Start of Data to process

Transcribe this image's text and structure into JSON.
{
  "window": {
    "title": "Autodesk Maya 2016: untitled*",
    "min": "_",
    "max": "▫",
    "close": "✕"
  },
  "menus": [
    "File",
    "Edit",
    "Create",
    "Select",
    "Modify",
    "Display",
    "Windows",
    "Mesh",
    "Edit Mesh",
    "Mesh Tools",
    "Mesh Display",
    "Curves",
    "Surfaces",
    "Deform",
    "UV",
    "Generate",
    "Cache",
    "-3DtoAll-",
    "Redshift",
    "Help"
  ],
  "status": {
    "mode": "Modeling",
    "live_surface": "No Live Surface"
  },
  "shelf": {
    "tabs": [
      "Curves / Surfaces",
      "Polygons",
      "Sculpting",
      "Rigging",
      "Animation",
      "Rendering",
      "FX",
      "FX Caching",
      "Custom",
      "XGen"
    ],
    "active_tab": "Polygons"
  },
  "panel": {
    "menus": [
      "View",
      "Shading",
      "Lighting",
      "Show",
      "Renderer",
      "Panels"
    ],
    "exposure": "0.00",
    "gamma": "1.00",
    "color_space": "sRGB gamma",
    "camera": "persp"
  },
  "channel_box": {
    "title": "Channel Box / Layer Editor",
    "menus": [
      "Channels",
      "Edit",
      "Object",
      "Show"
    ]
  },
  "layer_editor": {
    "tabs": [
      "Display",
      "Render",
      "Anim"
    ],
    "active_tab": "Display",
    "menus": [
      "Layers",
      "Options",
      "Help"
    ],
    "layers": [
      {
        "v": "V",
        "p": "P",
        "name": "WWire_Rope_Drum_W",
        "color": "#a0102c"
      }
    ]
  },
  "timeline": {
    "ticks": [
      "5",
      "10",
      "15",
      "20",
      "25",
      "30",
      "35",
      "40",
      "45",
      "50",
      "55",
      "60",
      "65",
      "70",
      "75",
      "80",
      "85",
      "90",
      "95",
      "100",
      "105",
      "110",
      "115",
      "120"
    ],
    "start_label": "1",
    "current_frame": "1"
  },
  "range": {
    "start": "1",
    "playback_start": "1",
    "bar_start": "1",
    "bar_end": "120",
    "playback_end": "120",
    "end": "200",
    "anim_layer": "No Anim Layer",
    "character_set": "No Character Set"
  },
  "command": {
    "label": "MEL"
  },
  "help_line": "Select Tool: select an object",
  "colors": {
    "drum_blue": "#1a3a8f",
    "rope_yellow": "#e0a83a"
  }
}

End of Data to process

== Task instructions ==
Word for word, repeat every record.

== Reply to the task ==
Transcribe this image's text and structure into JSON.
{
  "window": {
    "title": "Autodesk Maya 2016: untitled*",
    "min": "_",
    "max": "▫",
    "close": "✕"
  },
  "menus": [
    "File",
    "Edit",
    "Create",
    "Select",
    "Modify",
    "Display",
    "Windows",
    "Mesh",
    "Edit Mesh",
    "Mesh Tools",
    "Mesh Display",
    "Curves",
    "Surfaces",
    "Deform",
    "UV",
    "Generate",
    "Cache",
    "-3DtoAll-",
    "Redshift",
    "Help"
  ],
  "status": {
    "mode": "Modeling",
    "live_surface": "No Live Surface"
  },
  "shelf": {
    "tabs": [
      "Curves / Surfaces",
      "Polygons",
      "Sculpting",
      "Rigging",
      "Animation",
      "Rendering",
      "FX",
      "FX Caching",
      "Custom",
      "XGen"
    ],
    "active_tab": "Polygons"
  },
  "panel": {
    "menus": [
      "View",
      "Shading",
      "Lighting",
      "Show",
      "Renderer",
      "Panels"
    ],
    "exposure": "0.00",
    "gamma": "1.00",
    "color_space": "sRGB gamma",
    "camera": "persp"
  },
  "channel_box": {
    "title": "Channel Box / Layer Editor",
    "menus": [
      "Channels",
      "Edit",
      "Object",
      "Show"
    ]
  },
  "layer_editor": {
    "tabs": [
      "Display",
      "Render",
      "Anim"
    ],
    "active_tab": "Display",
    "menus": [
      "Layers",
      "Options",
      "Help"
    ],
    "layers": [
      {
        "v": "V",
        "p": "P",
        "name": "WWire_Rope_Drum_W",
        "color": "#a0102c"
      }
    ]
  },
  "timeline": {
    "ticks": [
      "5",
      "10",
      "15",
      "20",
      "25",
      "30",
      "35",
      "40",
      "45",
      "50",
      "55",
      "60",
      "65",
      "70",
      "75",
      "80",
      "85",
      "90",
      "95",
      "100",
      "105",
      "110",
      "115",
      "120"
    ],
    "start_label": "1",
    "current_frame": "1"
  },
  "range": {
    "start": "1",
    "playback_start": "1",
    "bar_start": "1",
    "bar_end": "120",
    "playback_end": "120",
    "end": "200",
    "anim_layer": "No Anim Layer",
    "character_set": "No Character Set"
  },
  "command": {
    "label": "MEL"
  },
  "help_line": "Select Tool: select an object",
  "colors": {
    "drum_blue": "#1a3a8f",
    "rope_yellow": "#e0a83a"
  }
}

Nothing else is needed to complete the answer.